Work to complete: Return the entries below verbatim. Pictures stay out.

Extracted data:
__________________________________________________

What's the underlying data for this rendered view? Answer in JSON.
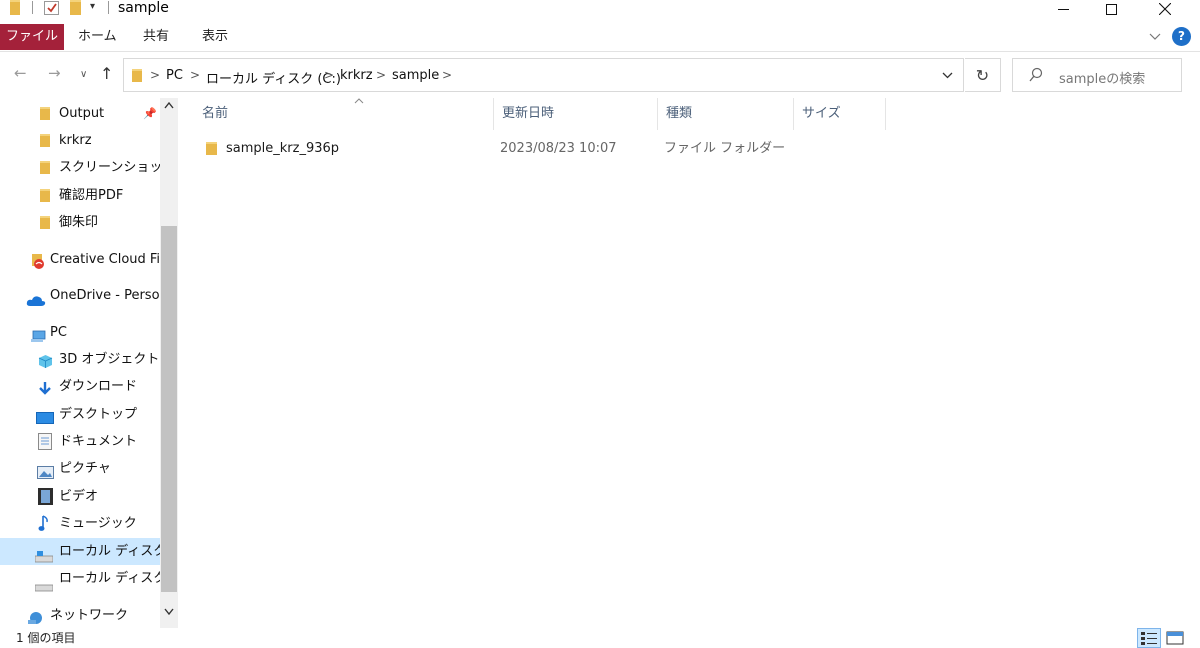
{
  "window": {
    "title": "sample"
  },
  "ribbon": {
    "tabs": [
      "ファイル",
      "ホーム",
      "共有",
      "表示"
    ],
    "help_label": "?"
  },
  "address": {
    "breadcrumb": [
      "PC",
      "ローカル ディスク (C:)",
      "krkrz",
      "sample"
    ]
  },
  "search": {
    "placeholder": "sampleの検索"
  },
  "nav_pane": {
    "quick_access": [
      {
        "label": "Output",
        "icon": "folder-icon",
        "pinned": true
      },
      {
        "label": "krkrz",
        "icon": "folder-icon"
      },
      {
        "label": "スクリーンショット",
        "icon": "folder-icon"
      },
      {
        "label": "確認用PDF",
        "icon": "folder-icon"
      },
      {
        "label": "御朱印",
        "icon": "folder-icon"
      }
    ],
    "creative_cloud": "Creative Cloud Files",
    "onedrive": "OneDrive - Personal",
    "pc": "PC",
    "pc_items": [
      {
        "label": "3D オブジェクト",
        "icon": "3d-objects-icon"
      },
      {
        "label": "ダウンロード",
        "icon": "download-icon"
      },
      {
        "label": "デスクトップ",
        "icon": "desktop-icon"
      },
      {
        "label": "ドキュメント",
        "icon": "document-icon"
      },
      {
        "label": "ピクチャ",
        "icon": "pictures-icon"
      },
      {
        "label": "ビデオ",
        "icon": "video-icon"
      },
      {
        "label": "ミュージック",
        "icon": "music-icon"
      },
      {
        "label": "ローカル ディスク (C:)",
        "icon": "drive-icon",
        "selected": true
      },
      {
        "label": "ローカル ディスク (D:)",
        "icon": "drive-icon"
      }
    ],
    "network": "ネットワーク"
  },
  "content": {
    "columns": [
      "名前",
      "更新日時",
      "種類",
      "サイズ"
    ],
    "rows": [
      {
        "name": "sample_krz_936p",
        "modified": "2023/08/23 10:07",
        "type": "ファイル フォルダー",
        "size": ""
      }
    ]
  },
  "status": {
    "item_count": "1 個の項目"
  },
  "colors": {
    "file_tab": "#a4213a",
    "selection": "#cce8ff",
    "folder": "#e8b84a"
  }
}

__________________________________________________

Result of this exercise:
What's the underlying data for this rendered view? Answer in JSON.
{
  "window": {
    "title": "sample"
  },
  "ribbon": {
    "tabs": [
      "ファイル",
      "ホーム",
      "共有",
      "表示"
    ],
    "help_label": "?"
  },
  "address": {
    "breadcrumb": [
      "PC",
      "ローカル ディスク (C:)",
      "krkrz",
      "sample"
    ]
  },
  "search": {
    "placeholder": "sampleの検索"
  },
  "nav_pane": {
    "quick_access": [
      {
        "label": "Output",
        "icon": "folder-icon",
        "pinned": true
      },
      {
        "label": "krkrz",
        "icon": "folder-icon"
      },
      {
        "label": "スクリーンショット",
        "icon": "folder-icon"
      },
      {
        "label": "確認用PDF",
        "icon": "folder-icon"
      },
      {
        "label": "御朱印",
        "icon": "folder-icon"
      }
    ],
    "creative_cloud": "Creative Cloud Files",
    "onedrive": "OneDrive - Personal",
    "pc": "PC",
    "pc_items": [
      {
        "label": "3D オブジェクト",
        "icon": "3d-objects-icon"
      },
      {
        "label": "ダウンロード",
        "icon": "download-icon"
      },
      {
        "label": "デスクトップ",
        "icon": "desktop-icon"
      },
      {
        "label": "ドキュメント",
        "icon": "document-icon"
      },
      {
        "label": "ピクチャ",
        "icon": "pictures-icon"
      },
      {
        "label": "ビデオ",
        "icon": "video-icon"
      },
      {
        "label": "ミュージック",
        "icon": "music-icon"
      },
      {
        "label": "ローカル ディスク (C:)",
        "icon": "drive-icon",
        "selected": true
      },
      {
        "label": "ローカル ディスク (D:)",
        "icon": "drive-icon"
      }
    ],
    "network": "ネットワーク"
  },
  "content": {
    "columns": [
      "名前",
      "更新日時",
      "種類",
      "サイズ"
    ],
    "rows": [
      {
        "name": "sample_krz_936p",
        "modified": "2023/08/23 10:07",
        "type": "ファイル フォルダー",
        "size": ""
      }
    ]
  },
  "status": {
    "item_count": "1 個の項目"
  },
  "colors": {
    "file_tab": "#a4213a",
    "selection": "#cce8ff",
    "folder": "#e8b84a"
  }
}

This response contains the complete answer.